In her award-winning debut novel, A Memory Called Empire, Arkady Martine tackled the problem of communicating between cultures in a shared lingua franca, detailed an empire at war with itself and told of an intrigue involving Lsel Station’s memory-preserving imago-machines and one man’s quest for immortality. In A Desolation Called Peace, all of those themes have evolved in complexity, diving deeper into an intrigue about the very nature of life and death. The central cast is as appealing as ever, and the cats, described as “very friendly, if—sharp, on the ends” and “puddles of space without stars” are a delightful addition.
Martine’s debut showcased her consummate skill and perfect blend of narrative, humor and world-building; her second effort highlights her thematic ambition, and her abilities as a writer are more than equal to the task. Desolation is the kind of book that crouches in your mind, waiting for a quiet moment. It is hard to read slowly, but demands to be savored, lest you miss some of the cleverest and most elegant foreshadowing in modern science fiction. Redolent with echoes of Frank Herbert’s Whipping Star, Iain M. Banks’s Excession and screen epics such as Arrival and Ronald D. Moore’s “Battlestar Galactica,” it nevertheless carries its own distinctive melody.
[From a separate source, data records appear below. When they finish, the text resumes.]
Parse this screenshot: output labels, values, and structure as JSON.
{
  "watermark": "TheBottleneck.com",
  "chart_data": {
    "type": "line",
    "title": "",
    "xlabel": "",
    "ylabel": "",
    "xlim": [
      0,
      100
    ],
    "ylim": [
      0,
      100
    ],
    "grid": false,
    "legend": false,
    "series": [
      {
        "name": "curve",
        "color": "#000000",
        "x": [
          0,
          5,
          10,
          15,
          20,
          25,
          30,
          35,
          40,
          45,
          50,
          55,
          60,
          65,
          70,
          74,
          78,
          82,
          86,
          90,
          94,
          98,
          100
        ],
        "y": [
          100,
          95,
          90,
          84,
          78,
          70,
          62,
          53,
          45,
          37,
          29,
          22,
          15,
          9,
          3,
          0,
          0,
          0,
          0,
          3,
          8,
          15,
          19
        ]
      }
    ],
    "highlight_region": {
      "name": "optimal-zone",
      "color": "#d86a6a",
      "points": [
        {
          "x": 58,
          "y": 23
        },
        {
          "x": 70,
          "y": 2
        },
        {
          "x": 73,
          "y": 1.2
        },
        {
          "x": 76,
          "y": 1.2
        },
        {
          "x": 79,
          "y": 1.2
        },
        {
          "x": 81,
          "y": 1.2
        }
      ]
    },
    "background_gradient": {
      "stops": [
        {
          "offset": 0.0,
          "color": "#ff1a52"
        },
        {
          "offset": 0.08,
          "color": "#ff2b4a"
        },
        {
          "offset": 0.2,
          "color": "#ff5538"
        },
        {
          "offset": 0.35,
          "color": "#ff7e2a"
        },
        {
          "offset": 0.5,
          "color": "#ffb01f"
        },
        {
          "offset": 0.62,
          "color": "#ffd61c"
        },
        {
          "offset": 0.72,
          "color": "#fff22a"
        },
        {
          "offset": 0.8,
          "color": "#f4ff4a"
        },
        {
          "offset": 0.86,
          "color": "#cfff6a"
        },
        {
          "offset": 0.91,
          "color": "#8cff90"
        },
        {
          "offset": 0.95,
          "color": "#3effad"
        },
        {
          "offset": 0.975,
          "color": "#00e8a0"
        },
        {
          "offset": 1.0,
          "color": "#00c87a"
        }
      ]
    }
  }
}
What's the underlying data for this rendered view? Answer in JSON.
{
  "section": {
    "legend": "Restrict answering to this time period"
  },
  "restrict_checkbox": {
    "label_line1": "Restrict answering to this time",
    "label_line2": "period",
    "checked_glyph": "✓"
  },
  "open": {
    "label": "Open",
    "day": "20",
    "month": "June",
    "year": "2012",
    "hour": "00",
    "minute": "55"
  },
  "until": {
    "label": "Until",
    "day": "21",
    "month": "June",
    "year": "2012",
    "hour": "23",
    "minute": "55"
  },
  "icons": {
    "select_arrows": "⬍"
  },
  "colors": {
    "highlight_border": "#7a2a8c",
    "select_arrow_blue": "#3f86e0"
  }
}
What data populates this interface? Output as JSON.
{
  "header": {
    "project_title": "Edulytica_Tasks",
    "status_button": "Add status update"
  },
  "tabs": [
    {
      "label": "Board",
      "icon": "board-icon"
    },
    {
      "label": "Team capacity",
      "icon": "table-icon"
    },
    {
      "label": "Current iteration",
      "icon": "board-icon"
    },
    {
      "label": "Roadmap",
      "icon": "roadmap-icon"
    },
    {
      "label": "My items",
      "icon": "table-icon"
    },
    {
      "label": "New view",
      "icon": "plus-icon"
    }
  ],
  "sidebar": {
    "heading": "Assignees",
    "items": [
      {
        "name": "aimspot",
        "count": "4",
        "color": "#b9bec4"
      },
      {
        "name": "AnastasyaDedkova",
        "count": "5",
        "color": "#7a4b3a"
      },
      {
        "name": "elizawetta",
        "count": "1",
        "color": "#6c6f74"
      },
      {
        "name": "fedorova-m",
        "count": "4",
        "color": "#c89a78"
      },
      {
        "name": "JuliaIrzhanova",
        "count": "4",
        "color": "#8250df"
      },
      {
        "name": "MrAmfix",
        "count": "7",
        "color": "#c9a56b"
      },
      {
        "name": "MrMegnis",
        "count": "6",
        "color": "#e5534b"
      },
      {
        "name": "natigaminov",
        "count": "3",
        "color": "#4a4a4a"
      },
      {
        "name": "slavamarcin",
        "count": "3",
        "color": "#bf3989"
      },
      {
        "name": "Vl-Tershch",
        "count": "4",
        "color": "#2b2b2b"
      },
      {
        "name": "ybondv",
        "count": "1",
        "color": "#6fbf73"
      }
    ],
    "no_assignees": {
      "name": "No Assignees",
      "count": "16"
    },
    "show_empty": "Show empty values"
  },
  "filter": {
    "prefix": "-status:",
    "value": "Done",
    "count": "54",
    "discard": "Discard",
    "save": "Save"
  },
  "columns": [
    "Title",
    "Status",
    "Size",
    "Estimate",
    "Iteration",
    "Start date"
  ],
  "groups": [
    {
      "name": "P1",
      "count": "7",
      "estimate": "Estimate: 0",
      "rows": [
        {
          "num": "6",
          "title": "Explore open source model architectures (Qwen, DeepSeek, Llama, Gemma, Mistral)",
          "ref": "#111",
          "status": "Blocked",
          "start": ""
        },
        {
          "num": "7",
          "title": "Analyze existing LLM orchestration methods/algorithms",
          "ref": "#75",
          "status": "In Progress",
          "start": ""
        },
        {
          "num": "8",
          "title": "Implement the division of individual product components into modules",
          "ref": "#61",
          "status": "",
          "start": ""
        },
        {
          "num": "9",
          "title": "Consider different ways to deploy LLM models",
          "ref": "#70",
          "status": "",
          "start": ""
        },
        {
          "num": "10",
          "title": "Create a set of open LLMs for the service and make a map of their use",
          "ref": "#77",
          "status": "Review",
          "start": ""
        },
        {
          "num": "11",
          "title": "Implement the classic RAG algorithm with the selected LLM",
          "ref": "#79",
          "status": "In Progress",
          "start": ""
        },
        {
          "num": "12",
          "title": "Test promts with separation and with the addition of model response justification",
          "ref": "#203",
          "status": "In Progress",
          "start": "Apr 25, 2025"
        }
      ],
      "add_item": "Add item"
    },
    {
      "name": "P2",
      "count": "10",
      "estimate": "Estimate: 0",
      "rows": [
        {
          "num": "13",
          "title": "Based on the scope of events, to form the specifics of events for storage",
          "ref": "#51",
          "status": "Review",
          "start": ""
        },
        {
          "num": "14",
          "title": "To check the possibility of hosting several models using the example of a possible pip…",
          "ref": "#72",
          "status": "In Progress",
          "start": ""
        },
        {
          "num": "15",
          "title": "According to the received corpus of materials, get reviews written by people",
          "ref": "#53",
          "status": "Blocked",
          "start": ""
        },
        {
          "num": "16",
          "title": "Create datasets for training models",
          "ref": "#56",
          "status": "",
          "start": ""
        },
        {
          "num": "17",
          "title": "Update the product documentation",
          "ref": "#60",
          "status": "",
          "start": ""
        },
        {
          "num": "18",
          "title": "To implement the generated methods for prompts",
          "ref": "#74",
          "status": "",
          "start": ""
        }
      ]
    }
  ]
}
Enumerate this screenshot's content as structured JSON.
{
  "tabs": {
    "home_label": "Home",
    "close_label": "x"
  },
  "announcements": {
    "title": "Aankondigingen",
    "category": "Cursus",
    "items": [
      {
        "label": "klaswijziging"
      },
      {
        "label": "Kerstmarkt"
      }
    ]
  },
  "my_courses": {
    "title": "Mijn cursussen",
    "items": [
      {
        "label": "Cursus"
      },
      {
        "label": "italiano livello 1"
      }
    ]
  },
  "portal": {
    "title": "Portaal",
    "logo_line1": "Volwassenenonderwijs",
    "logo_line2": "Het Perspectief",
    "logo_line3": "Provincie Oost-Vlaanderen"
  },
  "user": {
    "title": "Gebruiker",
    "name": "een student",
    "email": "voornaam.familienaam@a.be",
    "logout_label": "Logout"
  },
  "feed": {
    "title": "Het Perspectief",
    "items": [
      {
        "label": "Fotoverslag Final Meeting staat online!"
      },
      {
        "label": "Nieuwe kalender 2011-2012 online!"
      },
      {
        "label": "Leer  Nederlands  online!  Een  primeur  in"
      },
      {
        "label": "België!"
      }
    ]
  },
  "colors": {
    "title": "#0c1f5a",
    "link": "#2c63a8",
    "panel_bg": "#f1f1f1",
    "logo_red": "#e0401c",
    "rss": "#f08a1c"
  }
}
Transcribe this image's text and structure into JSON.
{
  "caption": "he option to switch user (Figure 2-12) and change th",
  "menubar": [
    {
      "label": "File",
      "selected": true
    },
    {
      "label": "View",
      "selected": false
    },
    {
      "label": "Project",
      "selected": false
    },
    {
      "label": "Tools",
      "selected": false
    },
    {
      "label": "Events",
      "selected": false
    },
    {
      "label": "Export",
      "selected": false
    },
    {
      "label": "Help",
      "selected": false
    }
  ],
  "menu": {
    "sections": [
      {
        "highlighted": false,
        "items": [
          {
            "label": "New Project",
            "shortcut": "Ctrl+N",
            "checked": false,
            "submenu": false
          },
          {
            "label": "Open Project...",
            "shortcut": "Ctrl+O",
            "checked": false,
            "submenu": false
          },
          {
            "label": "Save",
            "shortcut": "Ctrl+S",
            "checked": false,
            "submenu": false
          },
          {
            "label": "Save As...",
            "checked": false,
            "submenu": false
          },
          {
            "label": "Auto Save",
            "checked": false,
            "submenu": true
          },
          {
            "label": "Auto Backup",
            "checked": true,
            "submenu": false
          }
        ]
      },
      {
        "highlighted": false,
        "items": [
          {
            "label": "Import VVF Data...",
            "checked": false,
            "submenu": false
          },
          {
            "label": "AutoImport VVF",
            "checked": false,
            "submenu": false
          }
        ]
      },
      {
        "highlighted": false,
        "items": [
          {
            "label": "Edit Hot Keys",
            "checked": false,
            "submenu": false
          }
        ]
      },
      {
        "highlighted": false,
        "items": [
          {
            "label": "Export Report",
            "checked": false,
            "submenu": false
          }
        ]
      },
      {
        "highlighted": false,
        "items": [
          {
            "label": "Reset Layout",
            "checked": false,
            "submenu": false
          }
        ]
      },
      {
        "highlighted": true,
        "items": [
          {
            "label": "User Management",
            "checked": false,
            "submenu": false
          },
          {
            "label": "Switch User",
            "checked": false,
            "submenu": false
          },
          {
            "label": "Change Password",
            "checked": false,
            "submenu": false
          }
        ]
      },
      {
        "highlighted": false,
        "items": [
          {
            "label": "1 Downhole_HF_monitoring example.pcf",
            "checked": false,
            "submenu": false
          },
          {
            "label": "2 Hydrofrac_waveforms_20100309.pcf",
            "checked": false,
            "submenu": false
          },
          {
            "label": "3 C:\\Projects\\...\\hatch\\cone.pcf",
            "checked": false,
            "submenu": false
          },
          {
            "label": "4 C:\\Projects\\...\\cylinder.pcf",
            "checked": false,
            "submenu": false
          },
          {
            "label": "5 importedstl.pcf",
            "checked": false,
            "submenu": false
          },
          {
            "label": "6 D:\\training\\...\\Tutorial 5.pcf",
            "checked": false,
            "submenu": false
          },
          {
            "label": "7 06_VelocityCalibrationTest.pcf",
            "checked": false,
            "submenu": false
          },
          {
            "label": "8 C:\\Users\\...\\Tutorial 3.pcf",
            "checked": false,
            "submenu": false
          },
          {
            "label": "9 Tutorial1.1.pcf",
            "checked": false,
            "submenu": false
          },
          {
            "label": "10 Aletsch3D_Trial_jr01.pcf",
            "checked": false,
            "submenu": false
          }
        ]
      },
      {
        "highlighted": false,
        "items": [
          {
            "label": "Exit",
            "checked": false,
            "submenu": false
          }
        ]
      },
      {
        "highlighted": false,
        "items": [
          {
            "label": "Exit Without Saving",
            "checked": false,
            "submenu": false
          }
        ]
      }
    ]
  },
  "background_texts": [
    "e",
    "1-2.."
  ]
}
Arkady Martine’s first book was a deserving Hugo winner. Her second might eclipse it.